As I wrote earlier, there is very little change from a users perspective once configured. About the only thing that is really noticeable is that pacman will attempt to download a signature for each database it downloads when the database SigLevel is set to Required or Optional. For example:

$ pacman -Syu
:: Synchronizing package databases...
 allanbrokeit           1464.0B  540.5K/s 00:00:00 [######################] 100%
 allanbrokeit.sig        287.0B    7.0M/s 00:00:00 [######################] 100%

Beyond that, the checking of PGP signatures occurs during the usual package integrity check stage so will go largely unnoticed unless something goes wrong. This is both a good thing (we all like pacman because of its simplicity) and a bad thing (as the large amount of work done here is not particularly visible to the user). So when everything with package are repo database signing just works for you, remember to thank your local pacman developer (and if it all goes wrong, it was not our fault…).

14 thoughts on “Pacman Package Signing – 3: Pacman

  1. Great work on finally completing this “popular” feature.

    What will be the overhead of this as compared to md5sums?

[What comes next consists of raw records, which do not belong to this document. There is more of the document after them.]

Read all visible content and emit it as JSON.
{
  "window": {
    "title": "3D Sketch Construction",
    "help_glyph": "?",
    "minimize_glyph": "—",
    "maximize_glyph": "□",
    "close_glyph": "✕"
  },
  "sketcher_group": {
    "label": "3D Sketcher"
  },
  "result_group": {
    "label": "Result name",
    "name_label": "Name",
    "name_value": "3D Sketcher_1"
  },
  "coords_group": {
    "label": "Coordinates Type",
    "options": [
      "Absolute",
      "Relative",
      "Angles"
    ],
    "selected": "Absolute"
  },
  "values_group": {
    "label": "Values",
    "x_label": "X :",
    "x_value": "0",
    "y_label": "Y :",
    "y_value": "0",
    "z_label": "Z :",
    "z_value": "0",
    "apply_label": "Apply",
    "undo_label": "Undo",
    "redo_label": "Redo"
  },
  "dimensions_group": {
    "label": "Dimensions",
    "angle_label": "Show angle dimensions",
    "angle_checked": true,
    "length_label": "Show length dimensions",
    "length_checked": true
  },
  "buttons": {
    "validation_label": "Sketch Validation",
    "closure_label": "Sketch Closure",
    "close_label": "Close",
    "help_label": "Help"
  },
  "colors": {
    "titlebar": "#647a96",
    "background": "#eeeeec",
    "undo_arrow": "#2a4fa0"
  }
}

    Also, which version of pacman will see this feature implemented?

    • There is actually very little overhead compared to checking md5sums, or at least it is not noticeable in every day usage.

      This will all be available in the upcoming pacman-4.0.0 release. There is already and RC1 release out for testing, but an RC2 will be made “soon” and it is probably worth holding out for this given the number of changes made.

  2. Thanks for the contributions Allan, and many thanks to Dan and Dave too!

  3. sorry for the stupid question, but will archlinux repos be updated at the same time pacman 4 is shipped so that database signature for [core], [extra] and [community] could be fetched by pacman 4 ?

    • Works is going on in preparation for this. Currently there are many packages in the repos with signatures, but the repo databases are not signed. We also have to figure out how best to distribute keys. Hopefully this all will be sorted around the time of the pacman-4.0 release.

  4. Thanks to everyone who contributed to this, great work!

  5. Hey Allan, I am an Arch n00b and I have used linux (both Ubuntu, Suse, and Sabayon) for a year, so I am no expert at all, but I have always envied arch but could never use it since I am security Paranoid but will all official Arch repositories be “secure” on the 4.0 release? Will there be any unsigned packages in the official repos left and will all the databases be signed? I just have to know, I am very very paranoid when it comes to computer security.

    • Will it be done on the exact same day? Probably not… And I guess that getting the (remaining) packages signed will be a progressive thing, but there might be a big push to get it done. These things are still in planning at an Arch Linux level.

  6. How about adding “& signatures” to the “checking package integrity” line?

    • There is not really enough room to add more to that line and keep a decent sized progress bar on an 80 width terminal. I also do not think it is necessary…

  7. Thanks to you and the other devs for the effort you put into package signing. I know not many (or any) of you were interested in this particular feature.